▸ Requirement
Find the lines below that contain the string "grass", count them, and give only the number.

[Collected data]

↓

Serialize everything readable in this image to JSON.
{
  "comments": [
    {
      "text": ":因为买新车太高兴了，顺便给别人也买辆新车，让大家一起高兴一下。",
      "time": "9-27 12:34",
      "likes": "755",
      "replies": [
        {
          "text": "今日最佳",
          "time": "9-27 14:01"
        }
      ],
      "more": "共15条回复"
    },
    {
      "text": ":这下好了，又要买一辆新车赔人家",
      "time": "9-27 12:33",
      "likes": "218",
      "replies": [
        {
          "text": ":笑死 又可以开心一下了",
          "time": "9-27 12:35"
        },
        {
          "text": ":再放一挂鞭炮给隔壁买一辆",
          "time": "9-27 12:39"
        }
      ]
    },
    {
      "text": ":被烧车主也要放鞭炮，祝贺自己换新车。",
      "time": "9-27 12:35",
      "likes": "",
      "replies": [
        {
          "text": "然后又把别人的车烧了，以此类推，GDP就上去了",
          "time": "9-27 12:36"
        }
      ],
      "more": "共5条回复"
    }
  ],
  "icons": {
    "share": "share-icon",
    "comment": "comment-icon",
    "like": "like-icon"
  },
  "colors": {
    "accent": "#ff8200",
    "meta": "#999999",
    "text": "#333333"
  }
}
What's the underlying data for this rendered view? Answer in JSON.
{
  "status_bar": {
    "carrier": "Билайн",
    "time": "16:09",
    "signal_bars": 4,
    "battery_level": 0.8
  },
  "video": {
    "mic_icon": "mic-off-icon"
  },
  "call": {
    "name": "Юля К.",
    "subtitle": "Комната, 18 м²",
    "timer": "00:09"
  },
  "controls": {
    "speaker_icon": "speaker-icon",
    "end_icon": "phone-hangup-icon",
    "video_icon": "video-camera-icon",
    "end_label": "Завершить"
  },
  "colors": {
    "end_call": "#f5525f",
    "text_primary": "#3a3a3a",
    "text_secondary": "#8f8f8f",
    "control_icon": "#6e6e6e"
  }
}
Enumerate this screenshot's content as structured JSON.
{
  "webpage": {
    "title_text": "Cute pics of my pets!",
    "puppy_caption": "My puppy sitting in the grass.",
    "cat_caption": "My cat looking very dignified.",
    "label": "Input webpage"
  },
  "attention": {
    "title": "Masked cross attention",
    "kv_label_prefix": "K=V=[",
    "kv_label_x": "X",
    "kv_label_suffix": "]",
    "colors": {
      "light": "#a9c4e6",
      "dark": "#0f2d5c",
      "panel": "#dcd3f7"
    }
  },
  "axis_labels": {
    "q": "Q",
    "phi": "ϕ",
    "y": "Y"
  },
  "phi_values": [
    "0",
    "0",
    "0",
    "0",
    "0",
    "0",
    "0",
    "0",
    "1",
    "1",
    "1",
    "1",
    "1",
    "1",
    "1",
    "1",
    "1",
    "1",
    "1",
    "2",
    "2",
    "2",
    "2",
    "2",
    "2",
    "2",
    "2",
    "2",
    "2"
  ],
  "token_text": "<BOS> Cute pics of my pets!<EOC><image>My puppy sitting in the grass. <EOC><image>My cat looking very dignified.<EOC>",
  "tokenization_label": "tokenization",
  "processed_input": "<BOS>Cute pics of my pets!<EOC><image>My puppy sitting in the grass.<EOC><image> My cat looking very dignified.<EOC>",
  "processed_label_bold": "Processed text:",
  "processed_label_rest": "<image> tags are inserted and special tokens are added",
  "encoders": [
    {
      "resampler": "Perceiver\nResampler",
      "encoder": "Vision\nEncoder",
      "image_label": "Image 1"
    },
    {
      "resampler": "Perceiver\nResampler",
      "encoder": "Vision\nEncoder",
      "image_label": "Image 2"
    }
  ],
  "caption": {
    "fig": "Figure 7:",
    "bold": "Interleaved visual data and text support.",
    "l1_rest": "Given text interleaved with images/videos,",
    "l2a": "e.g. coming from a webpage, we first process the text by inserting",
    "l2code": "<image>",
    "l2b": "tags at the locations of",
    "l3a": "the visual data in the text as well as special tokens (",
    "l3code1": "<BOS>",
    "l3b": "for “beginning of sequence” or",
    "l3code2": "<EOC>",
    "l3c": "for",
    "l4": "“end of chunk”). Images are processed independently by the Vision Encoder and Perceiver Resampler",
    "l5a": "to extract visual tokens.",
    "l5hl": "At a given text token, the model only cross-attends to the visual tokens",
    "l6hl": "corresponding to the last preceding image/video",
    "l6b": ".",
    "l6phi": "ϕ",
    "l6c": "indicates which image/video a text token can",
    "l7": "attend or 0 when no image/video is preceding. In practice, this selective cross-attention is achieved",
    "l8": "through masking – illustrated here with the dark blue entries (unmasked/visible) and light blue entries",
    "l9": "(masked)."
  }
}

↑
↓

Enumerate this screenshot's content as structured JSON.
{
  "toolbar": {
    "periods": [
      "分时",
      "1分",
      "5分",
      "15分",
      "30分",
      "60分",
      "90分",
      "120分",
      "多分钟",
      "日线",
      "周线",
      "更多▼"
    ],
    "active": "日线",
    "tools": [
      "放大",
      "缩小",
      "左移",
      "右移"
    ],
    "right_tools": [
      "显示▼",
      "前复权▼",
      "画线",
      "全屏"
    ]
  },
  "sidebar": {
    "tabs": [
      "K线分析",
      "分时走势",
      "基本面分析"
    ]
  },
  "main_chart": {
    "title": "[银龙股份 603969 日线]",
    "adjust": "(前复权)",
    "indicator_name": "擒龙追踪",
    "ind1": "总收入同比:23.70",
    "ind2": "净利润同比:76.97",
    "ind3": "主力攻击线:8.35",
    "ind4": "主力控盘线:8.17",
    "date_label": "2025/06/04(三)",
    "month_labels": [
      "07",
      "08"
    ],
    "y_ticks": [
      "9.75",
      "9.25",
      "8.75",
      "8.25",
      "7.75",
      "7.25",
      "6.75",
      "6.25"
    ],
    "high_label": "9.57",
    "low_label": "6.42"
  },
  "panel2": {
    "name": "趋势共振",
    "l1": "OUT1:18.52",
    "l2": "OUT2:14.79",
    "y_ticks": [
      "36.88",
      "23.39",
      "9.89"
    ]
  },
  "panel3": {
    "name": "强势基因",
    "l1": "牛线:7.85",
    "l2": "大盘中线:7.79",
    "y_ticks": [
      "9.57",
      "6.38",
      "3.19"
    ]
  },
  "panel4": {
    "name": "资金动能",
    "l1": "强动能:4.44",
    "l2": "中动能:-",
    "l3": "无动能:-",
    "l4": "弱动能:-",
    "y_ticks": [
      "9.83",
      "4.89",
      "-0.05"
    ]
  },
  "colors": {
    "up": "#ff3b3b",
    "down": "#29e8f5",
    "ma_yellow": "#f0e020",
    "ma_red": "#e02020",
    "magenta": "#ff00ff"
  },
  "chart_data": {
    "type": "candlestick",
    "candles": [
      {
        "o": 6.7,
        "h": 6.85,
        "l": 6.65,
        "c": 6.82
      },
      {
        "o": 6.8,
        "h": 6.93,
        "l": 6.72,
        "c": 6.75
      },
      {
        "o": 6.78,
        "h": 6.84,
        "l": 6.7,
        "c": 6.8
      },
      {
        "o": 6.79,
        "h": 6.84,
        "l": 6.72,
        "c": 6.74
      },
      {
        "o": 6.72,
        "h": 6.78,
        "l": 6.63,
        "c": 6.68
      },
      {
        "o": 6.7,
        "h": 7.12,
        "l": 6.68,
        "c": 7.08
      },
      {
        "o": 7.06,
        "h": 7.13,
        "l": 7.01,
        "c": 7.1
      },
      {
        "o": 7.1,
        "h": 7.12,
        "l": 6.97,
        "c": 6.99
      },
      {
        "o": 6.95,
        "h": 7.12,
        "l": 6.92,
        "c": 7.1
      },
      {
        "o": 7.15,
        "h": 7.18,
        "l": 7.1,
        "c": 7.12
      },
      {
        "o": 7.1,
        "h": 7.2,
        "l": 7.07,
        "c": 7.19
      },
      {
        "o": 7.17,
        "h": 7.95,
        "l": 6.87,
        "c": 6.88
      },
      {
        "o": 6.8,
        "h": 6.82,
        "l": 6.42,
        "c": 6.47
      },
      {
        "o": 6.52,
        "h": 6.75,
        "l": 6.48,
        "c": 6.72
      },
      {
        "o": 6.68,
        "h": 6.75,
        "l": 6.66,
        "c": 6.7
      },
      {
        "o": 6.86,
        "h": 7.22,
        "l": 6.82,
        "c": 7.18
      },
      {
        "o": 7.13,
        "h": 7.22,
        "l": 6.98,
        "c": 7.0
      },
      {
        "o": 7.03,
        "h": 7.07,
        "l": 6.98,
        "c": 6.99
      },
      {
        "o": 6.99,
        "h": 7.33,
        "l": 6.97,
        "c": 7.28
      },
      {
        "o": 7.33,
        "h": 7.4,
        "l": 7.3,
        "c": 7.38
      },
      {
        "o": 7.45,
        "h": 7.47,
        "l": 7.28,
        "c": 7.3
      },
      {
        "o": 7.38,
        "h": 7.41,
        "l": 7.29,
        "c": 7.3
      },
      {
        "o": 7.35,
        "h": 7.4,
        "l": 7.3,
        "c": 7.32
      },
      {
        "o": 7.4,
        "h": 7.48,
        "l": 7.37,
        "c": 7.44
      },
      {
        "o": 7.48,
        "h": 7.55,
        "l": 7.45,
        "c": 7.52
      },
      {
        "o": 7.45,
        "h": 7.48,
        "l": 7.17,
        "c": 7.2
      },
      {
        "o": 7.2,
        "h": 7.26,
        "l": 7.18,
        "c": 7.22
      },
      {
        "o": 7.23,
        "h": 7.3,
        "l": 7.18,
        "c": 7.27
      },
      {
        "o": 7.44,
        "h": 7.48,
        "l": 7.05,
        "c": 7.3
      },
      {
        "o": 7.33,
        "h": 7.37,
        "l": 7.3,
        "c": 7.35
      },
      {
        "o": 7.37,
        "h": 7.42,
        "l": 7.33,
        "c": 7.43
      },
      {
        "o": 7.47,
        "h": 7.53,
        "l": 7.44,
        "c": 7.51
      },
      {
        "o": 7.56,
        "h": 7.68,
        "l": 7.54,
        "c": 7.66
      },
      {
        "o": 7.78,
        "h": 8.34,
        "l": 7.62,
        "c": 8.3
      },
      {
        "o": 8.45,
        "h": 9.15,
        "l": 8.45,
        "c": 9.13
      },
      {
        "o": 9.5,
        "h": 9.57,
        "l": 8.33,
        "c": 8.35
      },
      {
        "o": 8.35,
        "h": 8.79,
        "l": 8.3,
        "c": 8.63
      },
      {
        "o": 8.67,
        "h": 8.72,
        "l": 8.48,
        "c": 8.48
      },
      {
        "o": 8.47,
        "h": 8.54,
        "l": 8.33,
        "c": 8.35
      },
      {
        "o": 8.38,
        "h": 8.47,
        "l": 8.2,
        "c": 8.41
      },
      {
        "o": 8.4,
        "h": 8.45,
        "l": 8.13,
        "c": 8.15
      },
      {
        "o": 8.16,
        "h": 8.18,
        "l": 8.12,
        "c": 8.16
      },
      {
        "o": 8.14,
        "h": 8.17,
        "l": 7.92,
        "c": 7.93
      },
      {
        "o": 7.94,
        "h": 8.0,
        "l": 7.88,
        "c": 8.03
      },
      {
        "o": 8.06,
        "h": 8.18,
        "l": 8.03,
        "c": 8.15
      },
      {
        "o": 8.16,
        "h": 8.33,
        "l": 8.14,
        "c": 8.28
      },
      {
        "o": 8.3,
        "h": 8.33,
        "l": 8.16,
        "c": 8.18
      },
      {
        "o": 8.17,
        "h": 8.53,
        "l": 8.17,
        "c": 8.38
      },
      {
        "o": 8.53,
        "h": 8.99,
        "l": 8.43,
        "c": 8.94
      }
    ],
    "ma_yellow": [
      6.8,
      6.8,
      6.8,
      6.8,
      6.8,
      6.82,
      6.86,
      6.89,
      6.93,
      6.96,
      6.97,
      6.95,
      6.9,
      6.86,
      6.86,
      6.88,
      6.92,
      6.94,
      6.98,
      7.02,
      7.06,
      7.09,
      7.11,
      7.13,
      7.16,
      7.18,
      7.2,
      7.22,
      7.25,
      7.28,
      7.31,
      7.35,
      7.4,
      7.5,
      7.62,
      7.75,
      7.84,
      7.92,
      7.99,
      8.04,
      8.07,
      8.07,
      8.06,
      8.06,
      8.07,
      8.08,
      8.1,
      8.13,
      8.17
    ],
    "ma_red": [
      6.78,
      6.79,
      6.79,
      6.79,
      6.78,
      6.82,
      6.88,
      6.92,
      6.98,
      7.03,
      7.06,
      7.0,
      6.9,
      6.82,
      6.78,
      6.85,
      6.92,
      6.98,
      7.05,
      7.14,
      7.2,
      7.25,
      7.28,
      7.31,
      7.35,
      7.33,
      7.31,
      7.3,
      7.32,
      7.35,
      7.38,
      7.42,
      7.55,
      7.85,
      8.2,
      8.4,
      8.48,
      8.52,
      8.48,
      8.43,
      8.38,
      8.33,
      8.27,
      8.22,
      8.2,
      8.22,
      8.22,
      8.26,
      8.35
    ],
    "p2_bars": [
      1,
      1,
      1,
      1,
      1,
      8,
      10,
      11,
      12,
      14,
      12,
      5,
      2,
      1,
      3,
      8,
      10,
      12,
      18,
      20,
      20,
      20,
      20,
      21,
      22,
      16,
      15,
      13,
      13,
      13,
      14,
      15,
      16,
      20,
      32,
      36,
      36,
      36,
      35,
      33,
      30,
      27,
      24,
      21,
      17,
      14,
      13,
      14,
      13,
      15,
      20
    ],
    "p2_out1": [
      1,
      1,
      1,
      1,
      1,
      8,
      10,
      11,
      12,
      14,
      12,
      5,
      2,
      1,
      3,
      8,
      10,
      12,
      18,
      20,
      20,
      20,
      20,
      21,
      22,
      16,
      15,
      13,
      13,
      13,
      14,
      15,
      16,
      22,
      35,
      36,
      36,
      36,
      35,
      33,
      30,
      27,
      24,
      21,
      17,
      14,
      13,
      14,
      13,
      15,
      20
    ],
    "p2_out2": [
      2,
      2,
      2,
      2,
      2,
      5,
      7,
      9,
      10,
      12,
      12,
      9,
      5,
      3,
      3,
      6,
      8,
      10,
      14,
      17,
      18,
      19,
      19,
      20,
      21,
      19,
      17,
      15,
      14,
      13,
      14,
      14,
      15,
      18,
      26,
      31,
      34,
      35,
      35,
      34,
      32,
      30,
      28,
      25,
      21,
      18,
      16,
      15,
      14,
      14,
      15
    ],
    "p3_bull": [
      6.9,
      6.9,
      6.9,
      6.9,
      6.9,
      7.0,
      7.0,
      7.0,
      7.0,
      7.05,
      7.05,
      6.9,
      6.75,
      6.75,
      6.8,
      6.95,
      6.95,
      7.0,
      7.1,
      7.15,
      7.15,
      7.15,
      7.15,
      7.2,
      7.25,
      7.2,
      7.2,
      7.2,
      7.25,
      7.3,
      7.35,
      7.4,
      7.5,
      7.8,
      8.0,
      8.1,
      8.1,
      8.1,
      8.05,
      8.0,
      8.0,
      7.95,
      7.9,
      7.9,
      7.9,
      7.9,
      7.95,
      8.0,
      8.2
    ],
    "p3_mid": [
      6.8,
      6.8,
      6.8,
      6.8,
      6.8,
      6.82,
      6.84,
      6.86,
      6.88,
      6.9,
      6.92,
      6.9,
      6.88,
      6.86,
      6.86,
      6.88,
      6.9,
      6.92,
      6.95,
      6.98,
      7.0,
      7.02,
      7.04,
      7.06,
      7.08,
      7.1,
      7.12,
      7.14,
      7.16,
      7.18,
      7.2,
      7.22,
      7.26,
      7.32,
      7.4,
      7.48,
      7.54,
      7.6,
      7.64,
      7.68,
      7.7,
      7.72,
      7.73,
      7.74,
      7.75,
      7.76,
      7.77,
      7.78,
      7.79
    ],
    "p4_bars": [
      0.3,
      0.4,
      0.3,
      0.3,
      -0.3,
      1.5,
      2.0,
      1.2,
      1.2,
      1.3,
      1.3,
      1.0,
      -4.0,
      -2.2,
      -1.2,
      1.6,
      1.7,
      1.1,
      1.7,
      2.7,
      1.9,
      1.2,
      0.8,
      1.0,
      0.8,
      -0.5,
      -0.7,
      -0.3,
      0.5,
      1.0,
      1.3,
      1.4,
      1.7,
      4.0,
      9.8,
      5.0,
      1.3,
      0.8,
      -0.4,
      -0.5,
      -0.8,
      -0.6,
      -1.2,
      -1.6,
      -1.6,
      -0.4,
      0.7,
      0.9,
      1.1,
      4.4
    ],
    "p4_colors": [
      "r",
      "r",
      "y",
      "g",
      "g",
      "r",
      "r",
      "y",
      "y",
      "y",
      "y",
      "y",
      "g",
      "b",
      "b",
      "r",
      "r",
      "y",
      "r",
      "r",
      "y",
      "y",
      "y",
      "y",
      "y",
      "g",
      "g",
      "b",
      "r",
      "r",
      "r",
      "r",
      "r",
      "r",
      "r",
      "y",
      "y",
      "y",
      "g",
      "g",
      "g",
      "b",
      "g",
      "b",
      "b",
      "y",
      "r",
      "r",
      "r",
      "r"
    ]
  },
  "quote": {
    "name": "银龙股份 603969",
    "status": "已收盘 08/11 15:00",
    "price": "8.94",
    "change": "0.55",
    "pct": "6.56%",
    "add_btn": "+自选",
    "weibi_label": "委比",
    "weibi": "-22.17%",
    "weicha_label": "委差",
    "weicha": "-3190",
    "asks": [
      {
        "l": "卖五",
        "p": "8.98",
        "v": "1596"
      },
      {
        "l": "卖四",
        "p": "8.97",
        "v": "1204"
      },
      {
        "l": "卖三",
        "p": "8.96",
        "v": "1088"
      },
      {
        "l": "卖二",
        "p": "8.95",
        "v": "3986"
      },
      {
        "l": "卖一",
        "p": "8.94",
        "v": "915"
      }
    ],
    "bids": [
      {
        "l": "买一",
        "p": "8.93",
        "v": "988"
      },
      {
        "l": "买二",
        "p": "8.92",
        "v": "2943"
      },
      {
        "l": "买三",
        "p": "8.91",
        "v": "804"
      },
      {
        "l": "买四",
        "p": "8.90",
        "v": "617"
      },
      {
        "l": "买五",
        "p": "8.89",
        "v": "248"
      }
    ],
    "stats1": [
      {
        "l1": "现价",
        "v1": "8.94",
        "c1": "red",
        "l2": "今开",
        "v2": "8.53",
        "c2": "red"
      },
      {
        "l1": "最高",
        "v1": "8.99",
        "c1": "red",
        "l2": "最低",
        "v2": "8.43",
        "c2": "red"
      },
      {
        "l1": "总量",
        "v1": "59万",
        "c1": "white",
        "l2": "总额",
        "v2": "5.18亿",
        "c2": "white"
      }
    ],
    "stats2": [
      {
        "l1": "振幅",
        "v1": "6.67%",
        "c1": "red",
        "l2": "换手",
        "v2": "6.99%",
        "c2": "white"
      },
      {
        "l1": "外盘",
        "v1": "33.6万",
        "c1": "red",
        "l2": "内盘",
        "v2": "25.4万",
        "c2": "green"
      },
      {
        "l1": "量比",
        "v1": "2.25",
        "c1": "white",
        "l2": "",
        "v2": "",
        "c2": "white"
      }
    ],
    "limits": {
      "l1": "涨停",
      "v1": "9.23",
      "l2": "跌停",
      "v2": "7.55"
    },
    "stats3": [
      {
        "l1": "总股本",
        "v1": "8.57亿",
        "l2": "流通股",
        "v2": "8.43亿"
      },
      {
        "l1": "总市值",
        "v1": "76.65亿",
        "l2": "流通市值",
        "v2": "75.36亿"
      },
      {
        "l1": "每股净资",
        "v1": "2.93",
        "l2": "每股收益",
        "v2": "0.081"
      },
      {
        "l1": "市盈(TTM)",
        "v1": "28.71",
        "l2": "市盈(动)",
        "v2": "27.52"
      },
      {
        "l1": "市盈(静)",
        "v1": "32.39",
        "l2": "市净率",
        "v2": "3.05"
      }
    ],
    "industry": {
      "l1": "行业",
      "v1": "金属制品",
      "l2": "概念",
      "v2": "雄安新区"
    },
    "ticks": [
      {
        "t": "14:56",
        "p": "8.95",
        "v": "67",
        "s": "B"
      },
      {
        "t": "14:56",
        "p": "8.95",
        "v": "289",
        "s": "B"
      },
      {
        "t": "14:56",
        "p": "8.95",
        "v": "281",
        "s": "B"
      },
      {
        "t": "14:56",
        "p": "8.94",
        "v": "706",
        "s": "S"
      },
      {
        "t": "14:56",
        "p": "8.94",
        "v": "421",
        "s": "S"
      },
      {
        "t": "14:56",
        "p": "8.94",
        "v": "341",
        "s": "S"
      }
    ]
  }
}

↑

▸ Solution
3